I’m an approachable birth doula, called to this work to inspire, understanding that my profession is based on purpose. I am practical, curious, and ready to facilitate a positive birth and postpartum experience for you and your family.
I started my professional career as a journalist, educated at University of Minnesota at Duluth, witnessing and researching social issues important to the community. My published series on homelessness, Without A Roof, in the Pottstown Mercury in Pennsylvania, led to the creation of the first ever homeless shelter in the county. I have also served as a journalist for Minnesota Public Radio and KARE11. In all of these positions, I was driven to learn. Learn the hearts of the people whose stories I told. Learn the conditions and systems in which they raised their families. Learn how their lives were either enhanced or diminished by these systems.

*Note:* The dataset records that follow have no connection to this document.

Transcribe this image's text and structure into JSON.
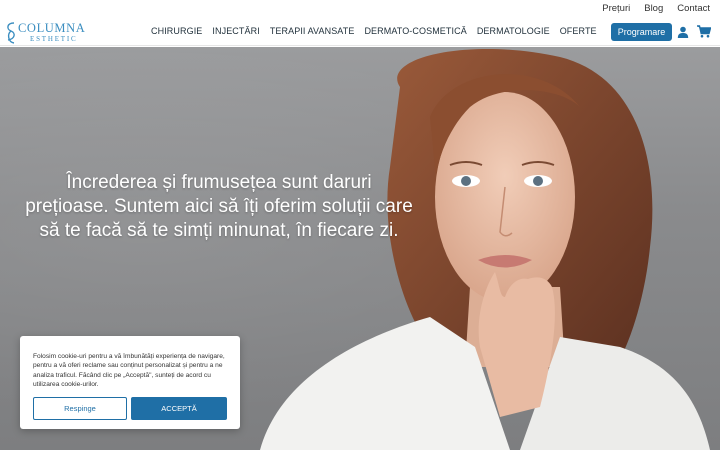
{
  "top_links": {
    "prices": "Prețuri",
    "blog": "Blog",
    "contact": "Contact"
  },
  "logo": {
    "brand": "COLUMNA",
    "sub": "ESTHETIC"
  },
  "nav": [
    "CHIRURGIE",
    "INJECTĂRI",
    "TERAPII AVANSATE",
    "DERMATO-COSMETICĂ",
    "DERMATOLOGIE",
    "OFERTE"
  ],
  "header": {
    "cta_label": "Programare",
    "user_icon": "user-icon",
    "cart_icon": "cart-icon"
  },
  "hero": {
    "headline": "Încrederea și frumusețea sunt daruri prețioase. Suntem aici să îți oferim soluții care să te facă să te simți minunat, în fiecare zi."
  },
  "cookie": {
    "text": "Folosim cookie-uri pentru a vă îmbunătăți experiența de navigare, pentru a vă oferi reclame sau conținut personalizat și pentru a ne analiza traficul. Făcând clic pe „Acceptă\", sunteți de acord cu utilizarea cookie-urilor.",
    "reject_label": "Respinge",
    "accept_label": "ACCEPTĂ"
  },
  "colors": {
    "brand": "#3b8ec0",
    "primary_button": "#1f6fa6"
  }
}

As my professional life unfolded, so did my personal life, my family life. Marriage and children. Through my own births, I learned to ask “How can birth be safer, simpler, more enjoyable for families?”
I studied, became certified and started teaching prenatal yoga and childbirth education. Along the way, I built many relationships as an educator and outreach coordinator for Blooma, running their keystone event, Bellyrama for three years. I also founded Birth Doula Centering and Modern Parent Village, both community-care models of douling for families and birth professionals seeking more connection and depth during the birthing time.
Over the last ten years, I have served as a doula for over 400 births and worked at every hospital and independent birth center in the Twin Cities.
Becoming a doula, becoming more me, has unlocked many beautiful and authentic opportunities in my life. I have been able to draw on the vulnerability and courage of the families I have served, to live a life that feels true and intuitive. It has allowed me to be an independent business woman, to travel and facilitate yoga and self-renewal retreats locally and internationally.
I live on occupied and unceded Dakota and Anishinaabe land (also known as Minneapolis, the city with one of the largest birth disparities based on race in the country). We believe and proudly proclaim that Black Lives Matter, Love is Love and that ALL families deserve safety, simplicity and ease. I am a queer woman who uses she/her pronouns and actively and vocally works to be anti-racist and in-realtionship with the BIPOC birth workers who have solutions to reducing birth rate disparities for the black, brown and indeginous birth givers in our community and the United States.
In my work, my intention is to truly work alongside each client, and help them realize they are safe inside their own bodies.